++++ EXERCISE DATA
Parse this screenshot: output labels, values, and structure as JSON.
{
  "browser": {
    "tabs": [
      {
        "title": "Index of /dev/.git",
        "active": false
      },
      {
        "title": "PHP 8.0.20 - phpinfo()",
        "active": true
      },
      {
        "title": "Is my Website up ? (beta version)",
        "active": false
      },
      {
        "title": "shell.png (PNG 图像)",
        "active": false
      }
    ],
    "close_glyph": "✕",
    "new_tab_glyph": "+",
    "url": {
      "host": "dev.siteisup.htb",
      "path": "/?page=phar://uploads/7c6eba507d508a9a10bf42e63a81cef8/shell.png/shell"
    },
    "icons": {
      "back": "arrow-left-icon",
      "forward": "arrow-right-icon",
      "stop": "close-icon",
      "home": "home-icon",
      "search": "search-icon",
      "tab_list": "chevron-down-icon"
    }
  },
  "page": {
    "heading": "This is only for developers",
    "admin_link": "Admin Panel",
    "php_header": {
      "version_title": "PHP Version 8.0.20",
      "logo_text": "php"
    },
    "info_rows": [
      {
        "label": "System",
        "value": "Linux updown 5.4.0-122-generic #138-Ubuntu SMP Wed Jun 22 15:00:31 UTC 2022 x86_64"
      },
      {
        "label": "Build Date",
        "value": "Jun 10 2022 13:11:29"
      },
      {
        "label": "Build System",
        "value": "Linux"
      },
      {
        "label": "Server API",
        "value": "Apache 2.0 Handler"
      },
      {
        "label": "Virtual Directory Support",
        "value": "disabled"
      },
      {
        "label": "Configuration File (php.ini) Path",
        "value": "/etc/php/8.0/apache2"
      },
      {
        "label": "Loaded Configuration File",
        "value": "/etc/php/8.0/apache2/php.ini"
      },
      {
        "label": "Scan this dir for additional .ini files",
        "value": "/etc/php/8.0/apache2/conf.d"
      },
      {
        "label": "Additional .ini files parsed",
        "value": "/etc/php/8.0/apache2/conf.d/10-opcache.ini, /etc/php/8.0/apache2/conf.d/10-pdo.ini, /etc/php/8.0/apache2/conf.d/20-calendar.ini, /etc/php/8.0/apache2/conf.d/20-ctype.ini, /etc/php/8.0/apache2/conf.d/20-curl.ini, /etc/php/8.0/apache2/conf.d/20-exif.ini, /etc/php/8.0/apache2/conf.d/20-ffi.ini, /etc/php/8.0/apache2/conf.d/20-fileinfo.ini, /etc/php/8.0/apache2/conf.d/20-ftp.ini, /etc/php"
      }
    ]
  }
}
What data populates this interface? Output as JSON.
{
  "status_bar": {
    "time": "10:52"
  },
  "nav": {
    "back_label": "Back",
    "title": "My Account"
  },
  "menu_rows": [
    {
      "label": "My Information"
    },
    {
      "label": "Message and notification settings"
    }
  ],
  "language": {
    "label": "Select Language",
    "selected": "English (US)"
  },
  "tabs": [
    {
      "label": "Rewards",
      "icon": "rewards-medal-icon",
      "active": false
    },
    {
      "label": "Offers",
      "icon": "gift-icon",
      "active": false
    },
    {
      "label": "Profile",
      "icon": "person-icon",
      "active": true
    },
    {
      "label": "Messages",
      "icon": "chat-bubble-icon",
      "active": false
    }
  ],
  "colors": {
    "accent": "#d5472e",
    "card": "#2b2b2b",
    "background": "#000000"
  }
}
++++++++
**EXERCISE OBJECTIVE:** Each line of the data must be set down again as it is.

**RESPONSE FOR THIS EXERCISE:**
Parse this screenshot: output labels, values, and structure as JSON.
{
  "browser": {
    "tabs": [
      {
        "title": "Index of /dev/.git",
        "active": false
      },
      {
        "title": "PHP 8.0.20 - phpinfo()",
        "active": true
      },
      {
        "title": "Is my Website up ? (beta version)",
        "active": false
      },
      {
        "title": "shell.png (PNG 图像)",
        "active": false
      }
    ],
    "close_glyph": "✕",
    "new_tab_glyph": "+",
    "url": {
      "host": "dev.siteisup.htb",
      "path": "/?page=phar://uploads/7c6eba507d508a9a10bf42e63a81cef8/shell.png/shell"
    },
    "icons": {
      "back": "arrow-left-icon",
      "forward": "arrow-right-icon",
      "stop": "close-icon",
      "home": "home-icon",
      "search": "search-icon",
      "tab_list": "chevron-down-icon"
    }
  },
  "page": {
    "heading": "This is only for developers",
    "admin_link": "Admin Panel",
    "php_header": {
      "version_title": "PHP Version 8.0.20",
      "logo_text": "php"
    },
    "info_rows": [
      {
        "label": "System",
        "value": "Linux updown 5.4.0-122-generic #138-Ubuntu SMP Wed Jun 22 15:00:31 UTC 2022 x86_64"
      },
      {
        "label": "Build Date",
        "value": "Jun 10 2022 13:11:29"
      },
      {
        "label": "Build System",
        "value": "Linux"
      },
      {
        "label": "Server API",
        "value": "Apache 2.0 Handler"
      },
      {
        "label": "Virtual Directory Support",
        "value": "disabled"
      },
      {
        "label": "Configuration File (php.ini) Path",
        "value": "/etc/php/8.0/apache2"
      },
      {
        "label": "Loaded Configuration File",
        "value": "/etc/php/8.0/apache2/php.ini"
      },
      {
        "label": "Scan this dir for additional .ini files",
        "value": "/etc/php/8.0/apache2/conf.d"
      },
      {
        "label": "Additional .ini files parsed",
        "value": "/etc/php/8.0/apache2/conf.d/10-opcache.ini, /etc/php/8.0/apache2/conf.d/10-pdo.ini, /etc/php/8.0/apache2/conf.d/20-calendar.ini, /etc/php/8.0/apache2/conf.d/20-ctype.ini, /etc/php/8.0/apache2/conf.d/20-curl.ini, /etc/php/8.0/apache2/conf.d/20-exif.ini, /etc/php/8.0/apache2/conf.d/20-ffi.ini, /etc/php/8.0/apache2/conf.d/20-fileinfo.ini, /etc/php/8.0/apache2/conf.d/20-ftp.ini, /etc/php"
      }
    ]
  }
}
What data populates this interface? Output as JSON.
{
  "status_bar": {
    "time": "10:52"
  },
  "nav": {
    "back_label": "Back",
    "title": "My Account"
  },
  "menu_rows": [
    {
      "label": "My Information"
    },
    {
      "label": "Message and notification settings"
    }
  ],
  "language": {
    "label": "Select Language",
    "selected": "English (US)"
  },
  "tabs": [
    {
      "label": "Rewards",
      "icon": "rewards-medal-icon",
      "active": false
    },
    {
      "label": "Offers",
      "icon": "gift-icon",
      "active": false
    },
    {
      "label": "Profile",
      "icon": "person-icon",
      "active": true
    },
    {
      "label": "Messages",
      "icon": "chat-bubble-icon",
      "active": false
    }
  ],
  "colors": {
    "accent": "#d5472e",
    "card": "#2b2b2b",
    "background": "#000000"
  }
}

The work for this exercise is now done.